Issue: July/Sept 2010
Editorials

CASE STUDY

From the mouth of a master



Neville Isdell

Isdell...doing well by doing good

What sustainability means in practice, and why it’s such a critical factor in business success. Long-term investors, like pension funds, take note.

Coca-Cola is one of the world’s top brands, if not the top, and determined to remain so.

That requires a new business model, relevant to all businesses and investors in them, appropriate to the social requirements of this day and age.

No longer is it sufficient only to be profitable and provide a high-quality product or service. The established thesis of Chicago economist and Nobel laureate Milton Friedman, that the sole social responsibility of business is to increase profits, goes out of the window.

The case is forcefully presented by Neville Isdell, a UCT graduate and rugby player (more distinguished at the latter) of 1960s vintage. A former chairman and chief executive of Coke – having retired last year as chairman and the year previously as chief executive – he frequently returns to SA for sponsorship support of his alma mater and beers with his old buddies.

Unlike the secrets for its syrup, Isdell is quick to share Coke’s updated business recipe. Central is sustainability, classically defined as “meeting the needs of the present without compromising the ability of future generations to meet theirs”.

Sustainability began for him within the walls of all Coke companies by examining the impacts that each makes in such areas as energy, carbon, packaging and water, then innovating and making corresponding improvements.

“Then we need to step out of our own walls to understand, work with and help our suppliers,” he says. “We need to learn from our suppliers and the communities that we serve. We always need to ask: What are the factors that impact these communities’ health and well-being?”

The most visible example of transforming a business he considers to be giant US-headquartered retail chain Wal-Mart. Amongst its “remarkable” goals are to:

  • Be powered 100% by renewable energy;
  • Create zero waste;
  • Sell products that are good for the environment and that sustain resources.

These, according to Isdell, are not slogans: “In our business each day, we work with Wal-Mart to help put these goals into action up and down the whole supply chain.
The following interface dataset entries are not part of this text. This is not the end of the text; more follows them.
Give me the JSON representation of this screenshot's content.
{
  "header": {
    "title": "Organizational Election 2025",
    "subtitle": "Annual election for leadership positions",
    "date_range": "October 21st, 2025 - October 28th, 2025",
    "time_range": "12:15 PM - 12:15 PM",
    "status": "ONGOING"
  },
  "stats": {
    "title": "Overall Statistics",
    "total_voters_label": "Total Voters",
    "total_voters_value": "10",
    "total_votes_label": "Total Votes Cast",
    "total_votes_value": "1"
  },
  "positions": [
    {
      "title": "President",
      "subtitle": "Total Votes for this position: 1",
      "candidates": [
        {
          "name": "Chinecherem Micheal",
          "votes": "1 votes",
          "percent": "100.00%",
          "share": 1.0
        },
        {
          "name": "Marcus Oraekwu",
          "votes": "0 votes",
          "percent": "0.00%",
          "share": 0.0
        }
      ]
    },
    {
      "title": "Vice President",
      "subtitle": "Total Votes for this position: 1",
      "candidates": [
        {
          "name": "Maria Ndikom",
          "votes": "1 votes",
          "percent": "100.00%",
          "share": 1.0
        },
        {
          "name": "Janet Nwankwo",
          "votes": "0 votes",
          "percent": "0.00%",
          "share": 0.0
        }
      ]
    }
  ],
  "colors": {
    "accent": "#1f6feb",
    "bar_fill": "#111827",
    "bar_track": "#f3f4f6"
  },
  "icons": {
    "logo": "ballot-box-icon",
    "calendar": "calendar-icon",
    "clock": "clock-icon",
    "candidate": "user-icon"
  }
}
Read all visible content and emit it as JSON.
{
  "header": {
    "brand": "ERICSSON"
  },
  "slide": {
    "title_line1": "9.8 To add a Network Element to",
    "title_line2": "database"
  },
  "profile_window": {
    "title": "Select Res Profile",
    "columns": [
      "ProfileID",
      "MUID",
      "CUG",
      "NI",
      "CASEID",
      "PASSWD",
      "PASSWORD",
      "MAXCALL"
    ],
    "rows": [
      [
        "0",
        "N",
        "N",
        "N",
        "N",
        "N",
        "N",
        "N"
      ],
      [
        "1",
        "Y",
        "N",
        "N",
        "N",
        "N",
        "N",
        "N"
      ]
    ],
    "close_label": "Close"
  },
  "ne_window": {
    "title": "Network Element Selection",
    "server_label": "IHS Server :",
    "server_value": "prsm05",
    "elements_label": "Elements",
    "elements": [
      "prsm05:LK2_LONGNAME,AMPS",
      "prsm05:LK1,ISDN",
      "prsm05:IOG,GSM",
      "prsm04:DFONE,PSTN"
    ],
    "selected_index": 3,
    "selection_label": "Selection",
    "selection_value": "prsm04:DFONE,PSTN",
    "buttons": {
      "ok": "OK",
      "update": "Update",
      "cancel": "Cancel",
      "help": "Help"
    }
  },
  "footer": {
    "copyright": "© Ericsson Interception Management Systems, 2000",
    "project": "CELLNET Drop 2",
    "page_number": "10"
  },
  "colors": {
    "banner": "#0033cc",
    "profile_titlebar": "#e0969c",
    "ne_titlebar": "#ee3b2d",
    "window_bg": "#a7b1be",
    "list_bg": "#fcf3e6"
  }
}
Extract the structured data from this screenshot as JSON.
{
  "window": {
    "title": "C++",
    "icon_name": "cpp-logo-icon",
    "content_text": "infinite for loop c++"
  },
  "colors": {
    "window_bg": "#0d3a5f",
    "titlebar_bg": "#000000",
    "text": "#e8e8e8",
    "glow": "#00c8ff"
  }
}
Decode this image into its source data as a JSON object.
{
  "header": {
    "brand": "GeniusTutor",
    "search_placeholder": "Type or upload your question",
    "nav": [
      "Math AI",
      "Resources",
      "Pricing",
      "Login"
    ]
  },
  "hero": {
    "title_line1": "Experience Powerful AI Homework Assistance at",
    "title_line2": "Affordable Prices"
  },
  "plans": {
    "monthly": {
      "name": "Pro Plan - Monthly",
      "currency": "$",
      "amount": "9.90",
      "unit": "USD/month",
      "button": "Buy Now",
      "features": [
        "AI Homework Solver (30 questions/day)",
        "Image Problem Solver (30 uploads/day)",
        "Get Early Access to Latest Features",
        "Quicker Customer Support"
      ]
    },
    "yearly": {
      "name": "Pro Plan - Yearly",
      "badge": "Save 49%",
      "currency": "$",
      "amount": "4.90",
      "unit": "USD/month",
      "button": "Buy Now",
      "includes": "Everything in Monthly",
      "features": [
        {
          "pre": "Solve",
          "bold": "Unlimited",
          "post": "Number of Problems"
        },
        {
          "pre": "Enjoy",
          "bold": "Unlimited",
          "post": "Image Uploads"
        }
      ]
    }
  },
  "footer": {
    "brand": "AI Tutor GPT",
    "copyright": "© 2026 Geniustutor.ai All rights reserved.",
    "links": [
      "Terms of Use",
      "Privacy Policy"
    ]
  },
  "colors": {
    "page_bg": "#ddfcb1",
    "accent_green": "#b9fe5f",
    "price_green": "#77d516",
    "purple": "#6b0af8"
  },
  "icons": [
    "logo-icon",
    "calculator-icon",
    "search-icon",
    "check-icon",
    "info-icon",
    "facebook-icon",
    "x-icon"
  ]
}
What we’re learning from each other – because this process is interactive – helps Coca-Cola become more sustainable.”

When a company supports sustainability, Isdell emphasises that its effort must be connected to the core of its own business for it to be relevant. It’s what he calls ‘line of sight’: “If you don’t have ‘line of sight’ with your core business, it’s going to lose support with your shareowners and directors.”

Complementary is to partner with governments and civil society, on issues where it is appropriate and relevant to play a role, so that a “triangle of sustainability” is developed with business. Challenges to the planet are too urgent and complex for any one to address alone. The triangle, anchored in the three partners, creates the multiplier that accelerates the addressing of them.

For instance, Coke partners with governments and non-government organisations in addressing water challenges around the world: with the US Agency for International Development on community projects in 17 countries, helping a quarter of a million people in them gain access to clean water; another with the World Wildlife Fund in designing to conserve seven of the world’s most critical freshwater river basins which span some 20 countries.

Isdell doesn’t say it bluntly, but the motive is not entirely altruistic. For, without clean water, there cannot be Coke products. What he does say, nobly, is that these are primary examples of partnerships that help leverage Coke’s efforts: “As we do good for our communities, we are also being good for our business and being clearly relevant to our business”.

That, in a nutshell, at the essence of corporate sustainability. But he goes further, to urge that in perception and reality a business must be a “functioning part of every community where it operates”.

The hardest part is perception, to be seen as part of the local’s community’s fabric and adding value to the neighbourhood: “Otherwise, you won’t have the social licence to grow and, over time, you are not going to get the approvals you need to expand your business and to be free of government intervention”.

He identifies other important pillars for 21st century success:

  • To be a responsible employer, so that high-calibre employees are attracted and retained;
  • To reflect diverse communities, so that it’s possible to see and respond quickly to changes;
  • To manage change without disruption, that there’s a consistency in mission so and values built into strategy and execution.

Motherhood and apple pie? Perhaps, but implementation sets it apart. That’s what makes Coke a great company, from which all companies and investors seek to learn. In his Snowball biography, Coke director Warren Buffet praises Isdell’s leadership.

There can hardly be a stronger endorsement, not merely of the man in the Coke turnaround but of sustainability as a guiding concept in business practice and investor assessment. In both, sustainability is perilous not to prioritise.